Leah Jørgensen Cellars Rose of Cabernet Franc

Leah Jørgensen Cellars Rose of Cabernet Franc
Image used with permission by copyright holder

Another outstanding Oregon option, this rosé from Leah Jørgensen has lots of depth, showing wonderful savory notes. There’s a bit of woodsy-ness too, which does great with lightly-smoked fare. It’s so delicious I’m patiently waiting for more winemakers to warm up to this great use of a classic grape variety. This one in particular sports a really alluring umami component.

Editors' Recommendations

Mark Stock
Mark Stock is a writer from Portland, Oregon. He fell into wine during the Recession and has been fixated on the stuff since…
The truth about cooking with wine — everything you need to know
Confused about how to cook with wine? We've got you covered.
cooking with wine myths tips and tricks man

We've all seen them.

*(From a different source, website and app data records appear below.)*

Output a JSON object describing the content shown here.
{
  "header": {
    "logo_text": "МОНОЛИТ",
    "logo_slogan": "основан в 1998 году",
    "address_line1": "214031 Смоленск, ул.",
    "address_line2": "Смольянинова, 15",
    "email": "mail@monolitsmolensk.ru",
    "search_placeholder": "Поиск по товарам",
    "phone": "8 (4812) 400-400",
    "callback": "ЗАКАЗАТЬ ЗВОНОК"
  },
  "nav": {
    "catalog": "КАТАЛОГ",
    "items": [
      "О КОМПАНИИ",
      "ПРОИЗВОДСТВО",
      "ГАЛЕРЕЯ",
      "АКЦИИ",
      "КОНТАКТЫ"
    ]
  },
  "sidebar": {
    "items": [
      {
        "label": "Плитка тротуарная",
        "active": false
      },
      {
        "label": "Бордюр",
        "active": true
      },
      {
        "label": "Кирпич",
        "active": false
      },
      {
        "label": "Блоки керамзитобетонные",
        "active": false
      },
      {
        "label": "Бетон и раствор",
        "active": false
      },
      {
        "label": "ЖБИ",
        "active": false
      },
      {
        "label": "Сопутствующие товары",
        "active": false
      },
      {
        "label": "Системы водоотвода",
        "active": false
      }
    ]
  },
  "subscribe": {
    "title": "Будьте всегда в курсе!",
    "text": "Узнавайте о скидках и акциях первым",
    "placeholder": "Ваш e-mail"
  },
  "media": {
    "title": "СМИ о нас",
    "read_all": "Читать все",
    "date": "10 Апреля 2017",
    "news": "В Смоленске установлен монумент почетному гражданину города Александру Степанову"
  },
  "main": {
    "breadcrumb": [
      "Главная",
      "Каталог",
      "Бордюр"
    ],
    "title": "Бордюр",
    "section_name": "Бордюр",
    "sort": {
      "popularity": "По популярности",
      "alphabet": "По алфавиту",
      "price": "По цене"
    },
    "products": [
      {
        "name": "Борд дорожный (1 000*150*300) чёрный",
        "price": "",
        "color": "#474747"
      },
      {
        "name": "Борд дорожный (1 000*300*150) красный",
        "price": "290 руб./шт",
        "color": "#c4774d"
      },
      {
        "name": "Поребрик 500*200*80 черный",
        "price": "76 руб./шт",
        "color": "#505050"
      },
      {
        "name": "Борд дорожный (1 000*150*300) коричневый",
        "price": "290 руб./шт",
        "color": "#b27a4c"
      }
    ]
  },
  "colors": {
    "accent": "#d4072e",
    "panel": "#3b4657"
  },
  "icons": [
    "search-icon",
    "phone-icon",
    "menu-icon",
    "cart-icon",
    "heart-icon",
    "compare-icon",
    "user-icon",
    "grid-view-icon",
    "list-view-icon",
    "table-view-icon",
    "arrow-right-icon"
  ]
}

Those stale, falsely rustic home decor signs that boast tired sayings like, "I love cooking with wine, sometimes I even put it in the food!" or "Drink wine. It isn't good to keep things bottled up." The chortles these decor pieces get, however frequently they can be found at discount retailers, are never in short supply. People love to boast their love for wine, and if we're totally honest, we're no exception. We love a good bottle both for its drinkability and its generosity in flavoring a dish. But when it comes to using this sacred nectar in the cooking process, things can sometimes become a bit confusing. So we're here to answer all of those burning questions you may have when it comes to cooking with wine.

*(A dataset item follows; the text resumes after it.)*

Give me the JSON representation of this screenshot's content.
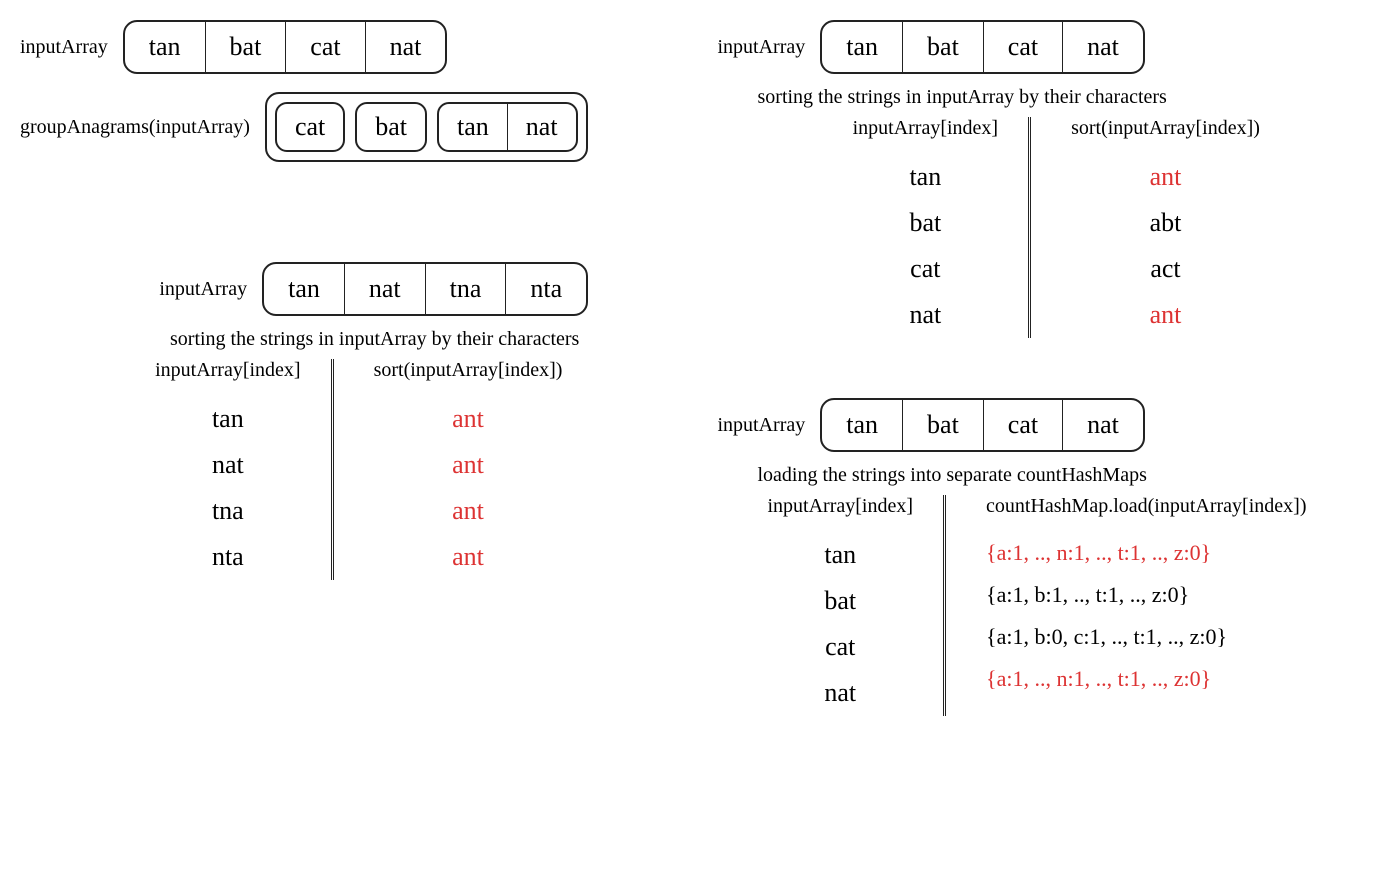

Why cook with wine?
Apart from its obvious sexiness, there are lots of other reasons to uncork a bottle when whipping up a delicious meal. In addition to the bold, unique, rich flavor wine adds to a dish, its acidity can also help to tenderize meat, poultry, and seafood.  Depending on the wine used and the dish being prepared, as the alcohol burns off, the complexity and flavor of the wine will concentrate, making for an extremely flavorful dish.

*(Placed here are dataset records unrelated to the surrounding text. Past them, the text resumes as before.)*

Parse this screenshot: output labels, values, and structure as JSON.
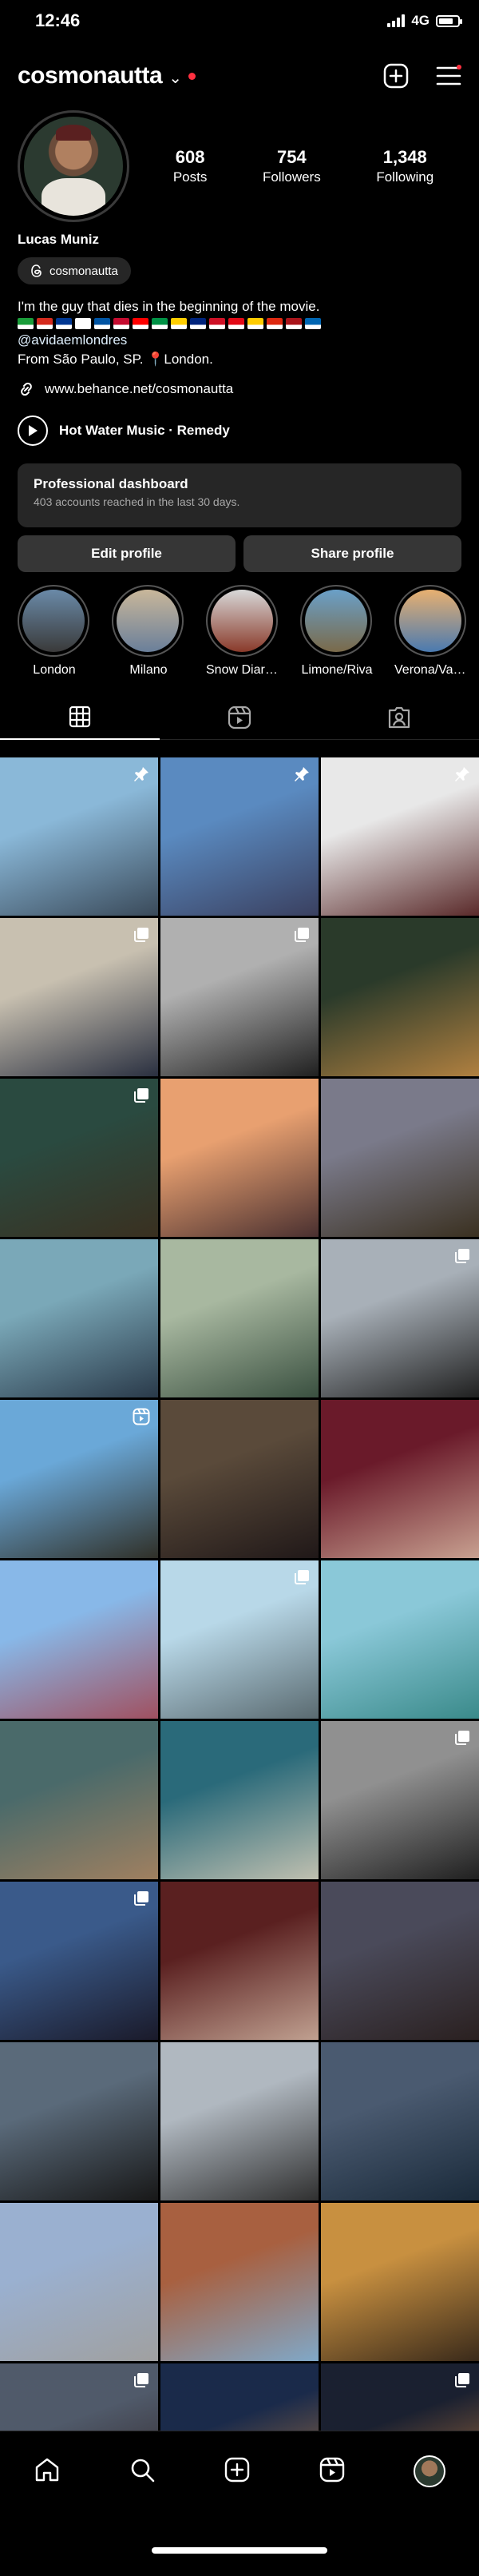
{
  "status": {
    "time": "12:46",
    "network": "4G",
    "battery_level": 0.75
  },
  "header": {
    "username": "cosmonautta",
    "icons": [
      "new-post-icon",
      "menu-icon"
    ]
  },
  "profile": {
    "stats": [
      {
        "value": "608",
        "label": "Posts"
      },
      {
        "value": "754",
        "label": "Followers"
      },
      {
        "value": "1,348",
        "label": "Following"
      }
    ],
    "name": "Lucas Muniz",
    "threads_handle": "cosmonautta",
    "bio_line1": "I'm the guy that dies in the beginning of the movie.",
    "flag_colors": [
      "#1a9d3a",
      "#d52b1e",
      "#003893",
      "#ffffff",
      "#0055a4",
      "#c60c30",
      "#ff0000",
      "#009246",
      "#ffce00",
      "#00247d",
      "#ce1126",
      "#e30a17",
      "#ffcc00",
      "#de2910",
      "#aa151b",
      "#0066b3"
    ],
    "mention": "@avidaemlondres",
    "location": "From São Paulo, SP. 📍London.",
    "link": "www.behance.net/cosmonautta",
    "music": "Hot Water Music · Remedy"
  },
  "dashboard": {
    "title": "Professional dashboard",
    "subtitle": "403 accounts reached in the last 30 days."
  },
  "buttons": {
    "edit": "Edit profile",
    "share": "Share profile"
  },
  "highlights": [
    {
      "label": "London",
      "colors": [
        "#6a8aa8",
        "#3a3a3a"
      ]
    },
    {
      "label": "Milano",
      "colors": [
        "#c9b79a",
        "#6a7f9a"
      ]
    },
    {
      "label": "Snow Diaries",
      "colors": [
        "#d8d8d8",
        "#8a3a2a"
      ]
    },
    {
      "label": "Limone/Riva",
      "colors": [
        "#6aa0c8",
        "#7a6a4a"
      ]
    },
    {
      "label": "Verona/Vale...",
      "colors": [
        "#e8b070",
        "#4a7ab0"
      ]
    }
  ],
  "tabs": [
    "grid-icon",
    "reels-icon",
    "tagged-icon"
  ],
  "posts": [
    {
      "desc": "sunset lake",
      "colors": [
        "#8ab8d8",
        "#3a4a5a"
      ],
      "badge": "pin-icon"
    },
    {
      "desc": "tower bridge couple",
      "colors": [
        "#5a8ac0",
        "#3a4060"
      ],
      "badge": "pin-icon"
    },
    {
      "desc": "ski goggles",
      "colors": [
        "#e8e8e8",
        "#5a2a2a"
      ],
      "badge": "pin-icon"
    },
    {
      "desc": "cafe sofa",
      "colors": [
        "#c8c0b0",
        "#2a3040"
      ],
      "badge": "carousel-icon"
    },
    {
      "desc": "mirror selfie bw",
      "colors": [
        "#b0b0b0",
        "#202020"
      ],
      "badge": "carousel-icon"
    },
    {
      "desc": "pub beer",
      "colors": [
        "#2a3a2a",
        "#b08040"
      ],
      "badge": ""
    },
    {
      "desc": "canal trees",
      "colors": [
        "#2a4a40",
        "#3a3020"
      ],
      "badge": "carousel-icon"
    },
    {
      "desc": "seaside portrait",
      "colors": [
        "#e8a070",
        "#4a3030"
      ],
      "badge": ""
    },
    {
      "desc": "westminster",
      "colors": [
        "#7a7a8a",
        "#3a3020"
      ],
      "badge": ""
    },
    {
      "desc": "canary wharf",
      "colors": [
        "#7aa8b8",
        "#2a3a4a"
      ],
      "badge": ""
    },
    {
      "desc": "autumn canal",
      "colors": [
        "#a8b8a0",
        "#3a5040"
      ],
      "badge": ""
    },
    {
      "desc": "couple street",
      "colors": [
        "#a8b0b8",
        "#202020"
      ],
      "badge": "carousel-icon"
    },
    {
      "desc": "palm window",
      "colors": [
        "#6aa8d8",
        "#303028"
      ],
      "badge": "reels-icon"
    },
    {
      "desc": "woman portrait",
      "colors": [
        "#5a4a3a",
        "#201818"
      ],
      "badge": ""
    },
    {
      "desc": "woman cap",
      "colors": [
        "#6a1a2a",
        "#c8a090"
      ],
      "badge": ""
    },
    {
      "desc": "brighton street",
      "colors": [
        "#88b8e8",
        "#a05060"
      ],
      "badge": ""
    },
    {
      "desc": "seagulls pier",
      "colors": [
        "#b8d8e8",
        "#5a6a70"
      ],
      "badge": "carousel-icon"
    },
    {
      "desc": "upside down house",
      "colors": [
        "#8ac8d8",
        "#3a8a8a"
      ],
      "badge": ""
    },
    {
      "desc": "beach green jacket",
      "colors": [
        "#4a6a6a",
        "#a08060"
      ],
      "badge": ""
    },
    {
      "desc": "brighton pier",
      "colors": [
        "#2a6a7a",
        "#c0c0b0"
      ],
      "badge": ""
    },
    {
      "desc": "two men bw",
      "colors": [
        "#909090",
        "#202020"
      ],
      "badge": "carousel-icon"
    },
    {
      "desc": "group selfie",
      "colors": [
        "#3a5a8a",
        "#1a1a2a"
      ],
      "badge": "carousel-icon"
    },
    {
      "desc": "couple red",
      "colors": [
        "#5a2020",
        "#c0a090"
      ],
      "badge": ""
    },
    {
      "desc": "street dusk",
      "colors": [
        "#4a4a5a",
        "#2a2020"
      ],
      "badge": ""
    },
    {
      "desc": "dark street",
      "colors": [
        "#5a6a7a",
        "#181818"
      ],
      "badge": ""
    },
    {
      "desc": "st pauls street",
      "colors": [
        "#b0b8c0",
        "#303030"
      ],
      "badge": ""
    },
    {
      "desc": "foggy city",
      "colors": [
        "#4a5a70",
        "#1a2a3a"
      ],
      "badge": ""
    },
    {
      "desc": "st pauls cathedral",
      "colors": [
        "#9ab0d0",
        "#a0a0a0"
      ],
      "badge": ""
    },
    {
      "desc": "narrow lane",
      "colors": [
        "#a86040",
        "#80a8c8"
      ],
      "badge": ""
    },
    {
      "desc": "bar portrait",
      "colors": [
        "#c89040",
        "#3a2a1a"
      ],
      "badge": ""
    },
    {
      "desc": "crowd street",
      "colors": [
        "#505a6a",
        "#2a1a1a"
      ],
      "badge": "carousel-icon"
    },
    {
      "desc": "big ben night",
      "colors": [
        "#1a2a4a",
        "#c08040"
      ],
      "badge": ""
    },
    {
      "desc": "night skyline",
      "colors": [
        "#1a2030",
        "#c88040"
      ],
      "badge": "carousel-icon"
    }
  ],
  "bottom_nav": [
    "home-icon",
    "search-icon",
    "create-icon",
    "reels-icon",
    "profile-avatar"
  ]
}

Read more
How to order wine, according to a seasoned pro
Need a little more confidence when it comes to ordering wine? We've got some pro tips to share.
White wine

When a wine list the size of an encyclopedia is dropped on your table, it's easy to be intimidated. Ordering wine should be an enjoyable adventure, not a daunting task. To make sure of that, we reached out to an industry pro for some sage advice.

Our wine expert revealed some great tips for navigating wine lists, ordering something you'll actually like, and not breaking the bank in the process. Next time you're at a restaurant or wandering through a bottle shop, you'll know just what to do. Better, you may even discover a new favorite winemaker or varietal. Read on for excellent tips on how to order wine.

Read more
Experience summer the right way with organic, travel-friendly wines from Besa mi Vino
besa mi vino organic canned wine review img 0545  2

Summer's sunshine, fresh air, and blue skies have one undeniable effect on everyone: it brings us outside. Summer is, after all, a season of the great al fresco. When dining and drinking outdoors, a sophisticated brand of canned wine is almost essential. Besa mi Vino, a Santa Monica-based company founded by brothers Michael and Roddy Radnia, brings more than a dash of fun to the world of environmentally conscious organic wine. Grab a can and come with us as we explore the Besa mi Vino-verse.
Canned wine is one of those products that has undergone a complete makeover in the last twenty years. Nowadays, it's easy to see that the benefits of canned wine over glass bottles are enormous. It's fairly obvious that cans are lighter, more compact, and simpler to open than a traditional glass bottle. They're also easier to drink out of than bottles, but what happens in Vegas...

These factors all come into play for those taking their drinks outside, but there are environmental benefits to staying home with them too. Single-serve cans have a smaller carbon footprint than glass bottles and are easier to recycle. Besa mi Vino wines are Sustainable in practice and "SIP" certified, in addition to skipping animal by-products, gluten, added sugar, and pesticides. Besa mi Vino is also low in sulfites and crafted sustainably in Paso Robles, California.

Read more